Start of DATA SECTION
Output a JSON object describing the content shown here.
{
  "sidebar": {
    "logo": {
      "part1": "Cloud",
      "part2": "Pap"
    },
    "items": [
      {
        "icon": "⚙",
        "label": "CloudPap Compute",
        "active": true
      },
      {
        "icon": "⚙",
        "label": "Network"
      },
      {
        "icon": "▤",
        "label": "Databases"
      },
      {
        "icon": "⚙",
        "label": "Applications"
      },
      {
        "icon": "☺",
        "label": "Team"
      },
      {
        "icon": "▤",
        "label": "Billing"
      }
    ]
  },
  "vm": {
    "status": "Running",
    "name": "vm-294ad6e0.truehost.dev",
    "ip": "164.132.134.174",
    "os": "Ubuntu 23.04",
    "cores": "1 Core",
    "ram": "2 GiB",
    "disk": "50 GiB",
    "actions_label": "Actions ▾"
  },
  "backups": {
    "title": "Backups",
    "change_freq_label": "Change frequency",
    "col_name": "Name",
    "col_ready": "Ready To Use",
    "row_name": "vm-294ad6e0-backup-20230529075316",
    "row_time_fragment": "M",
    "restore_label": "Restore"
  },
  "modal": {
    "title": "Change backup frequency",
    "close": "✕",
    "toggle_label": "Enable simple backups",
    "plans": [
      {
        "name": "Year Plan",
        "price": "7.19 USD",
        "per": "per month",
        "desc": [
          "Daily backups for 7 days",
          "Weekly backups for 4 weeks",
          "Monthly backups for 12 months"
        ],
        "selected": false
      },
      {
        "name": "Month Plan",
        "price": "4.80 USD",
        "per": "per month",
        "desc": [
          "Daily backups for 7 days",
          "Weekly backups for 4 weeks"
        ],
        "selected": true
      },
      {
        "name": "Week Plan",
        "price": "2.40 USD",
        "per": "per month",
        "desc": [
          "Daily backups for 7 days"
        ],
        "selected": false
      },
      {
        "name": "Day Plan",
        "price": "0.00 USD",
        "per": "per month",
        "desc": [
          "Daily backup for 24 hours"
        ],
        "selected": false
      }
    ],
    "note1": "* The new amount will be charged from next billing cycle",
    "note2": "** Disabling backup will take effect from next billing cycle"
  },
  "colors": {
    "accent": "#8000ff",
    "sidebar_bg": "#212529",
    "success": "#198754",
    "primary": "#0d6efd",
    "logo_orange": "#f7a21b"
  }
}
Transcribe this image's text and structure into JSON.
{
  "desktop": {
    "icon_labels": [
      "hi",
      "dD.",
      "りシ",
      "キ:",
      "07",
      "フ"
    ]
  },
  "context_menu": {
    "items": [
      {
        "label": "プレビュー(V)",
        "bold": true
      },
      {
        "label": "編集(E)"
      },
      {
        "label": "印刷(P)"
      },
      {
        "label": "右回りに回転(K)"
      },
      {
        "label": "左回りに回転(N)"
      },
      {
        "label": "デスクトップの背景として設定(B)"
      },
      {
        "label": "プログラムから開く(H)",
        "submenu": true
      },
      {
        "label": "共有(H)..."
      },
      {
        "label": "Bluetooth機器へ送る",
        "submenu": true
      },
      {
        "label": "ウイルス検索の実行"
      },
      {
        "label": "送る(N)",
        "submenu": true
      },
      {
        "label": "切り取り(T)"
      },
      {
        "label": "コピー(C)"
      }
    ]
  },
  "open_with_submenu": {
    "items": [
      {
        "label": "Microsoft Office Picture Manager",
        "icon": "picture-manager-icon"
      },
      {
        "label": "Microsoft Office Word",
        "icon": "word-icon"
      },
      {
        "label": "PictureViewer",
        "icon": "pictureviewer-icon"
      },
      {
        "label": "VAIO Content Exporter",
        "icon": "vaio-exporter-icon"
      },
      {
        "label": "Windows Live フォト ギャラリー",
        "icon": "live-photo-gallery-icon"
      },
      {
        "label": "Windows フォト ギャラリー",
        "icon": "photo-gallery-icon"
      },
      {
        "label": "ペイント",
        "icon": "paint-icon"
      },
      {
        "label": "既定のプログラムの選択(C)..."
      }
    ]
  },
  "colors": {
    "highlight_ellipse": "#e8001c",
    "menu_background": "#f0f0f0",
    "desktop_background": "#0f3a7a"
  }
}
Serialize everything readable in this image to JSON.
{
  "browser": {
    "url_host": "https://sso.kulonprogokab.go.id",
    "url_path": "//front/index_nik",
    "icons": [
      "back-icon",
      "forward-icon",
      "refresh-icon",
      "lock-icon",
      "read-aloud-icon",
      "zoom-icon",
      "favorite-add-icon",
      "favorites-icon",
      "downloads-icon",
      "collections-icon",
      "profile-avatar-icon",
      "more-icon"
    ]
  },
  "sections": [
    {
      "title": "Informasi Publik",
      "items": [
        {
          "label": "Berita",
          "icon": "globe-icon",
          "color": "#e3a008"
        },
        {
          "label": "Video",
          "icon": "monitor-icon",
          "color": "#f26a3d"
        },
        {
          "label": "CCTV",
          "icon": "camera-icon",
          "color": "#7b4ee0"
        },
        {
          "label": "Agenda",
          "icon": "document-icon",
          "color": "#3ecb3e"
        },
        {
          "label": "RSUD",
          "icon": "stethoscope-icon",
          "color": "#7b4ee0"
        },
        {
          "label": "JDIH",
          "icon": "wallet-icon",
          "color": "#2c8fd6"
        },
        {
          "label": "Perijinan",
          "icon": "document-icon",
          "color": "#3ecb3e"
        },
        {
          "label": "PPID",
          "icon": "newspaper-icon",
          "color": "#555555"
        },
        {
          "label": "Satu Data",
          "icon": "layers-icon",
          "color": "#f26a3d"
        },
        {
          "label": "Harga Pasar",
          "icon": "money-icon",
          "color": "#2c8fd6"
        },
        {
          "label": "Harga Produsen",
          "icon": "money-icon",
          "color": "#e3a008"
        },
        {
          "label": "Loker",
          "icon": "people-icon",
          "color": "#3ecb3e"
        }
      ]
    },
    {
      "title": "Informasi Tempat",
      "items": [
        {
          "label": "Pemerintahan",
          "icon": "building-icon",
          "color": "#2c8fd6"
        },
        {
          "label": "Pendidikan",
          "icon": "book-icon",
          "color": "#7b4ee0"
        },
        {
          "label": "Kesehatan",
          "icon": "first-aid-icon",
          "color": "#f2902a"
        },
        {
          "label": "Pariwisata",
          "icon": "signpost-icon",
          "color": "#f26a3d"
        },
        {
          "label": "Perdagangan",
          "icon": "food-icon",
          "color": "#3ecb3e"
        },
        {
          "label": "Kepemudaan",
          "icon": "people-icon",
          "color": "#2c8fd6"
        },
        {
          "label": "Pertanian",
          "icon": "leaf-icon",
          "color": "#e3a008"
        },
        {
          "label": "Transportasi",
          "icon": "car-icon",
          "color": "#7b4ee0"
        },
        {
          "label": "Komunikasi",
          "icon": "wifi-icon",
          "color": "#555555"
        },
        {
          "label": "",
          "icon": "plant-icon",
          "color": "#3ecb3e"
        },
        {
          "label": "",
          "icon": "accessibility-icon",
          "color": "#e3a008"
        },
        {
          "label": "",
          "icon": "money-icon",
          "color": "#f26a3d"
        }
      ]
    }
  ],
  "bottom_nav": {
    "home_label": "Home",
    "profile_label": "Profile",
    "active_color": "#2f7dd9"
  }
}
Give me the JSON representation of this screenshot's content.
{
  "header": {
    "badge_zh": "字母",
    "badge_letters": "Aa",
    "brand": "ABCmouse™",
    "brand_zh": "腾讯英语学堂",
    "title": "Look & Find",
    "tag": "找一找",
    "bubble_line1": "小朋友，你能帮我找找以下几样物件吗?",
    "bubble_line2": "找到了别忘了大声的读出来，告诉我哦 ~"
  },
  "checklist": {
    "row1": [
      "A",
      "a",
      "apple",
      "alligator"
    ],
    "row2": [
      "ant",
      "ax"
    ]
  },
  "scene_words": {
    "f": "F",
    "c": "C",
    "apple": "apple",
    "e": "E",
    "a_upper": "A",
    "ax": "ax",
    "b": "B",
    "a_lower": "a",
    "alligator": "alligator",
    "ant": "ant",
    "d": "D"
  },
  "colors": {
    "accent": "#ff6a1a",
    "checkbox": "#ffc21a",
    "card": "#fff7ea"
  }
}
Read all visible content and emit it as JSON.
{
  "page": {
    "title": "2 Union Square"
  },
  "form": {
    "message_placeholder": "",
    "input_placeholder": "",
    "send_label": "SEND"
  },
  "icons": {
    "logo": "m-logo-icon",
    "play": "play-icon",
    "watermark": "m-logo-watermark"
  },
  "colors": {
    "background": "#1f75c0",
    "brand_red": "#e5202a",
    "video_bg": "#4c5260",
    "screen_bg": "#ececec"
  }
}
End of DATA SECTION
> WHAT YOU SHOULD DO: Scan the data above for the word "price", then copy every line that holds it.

> ANSWER FOR THE TASK:
        "price": "7.19 USD",
        "price": "4.80 USD",
        "price": "2.40 USD",
        "price": "0.00 USD",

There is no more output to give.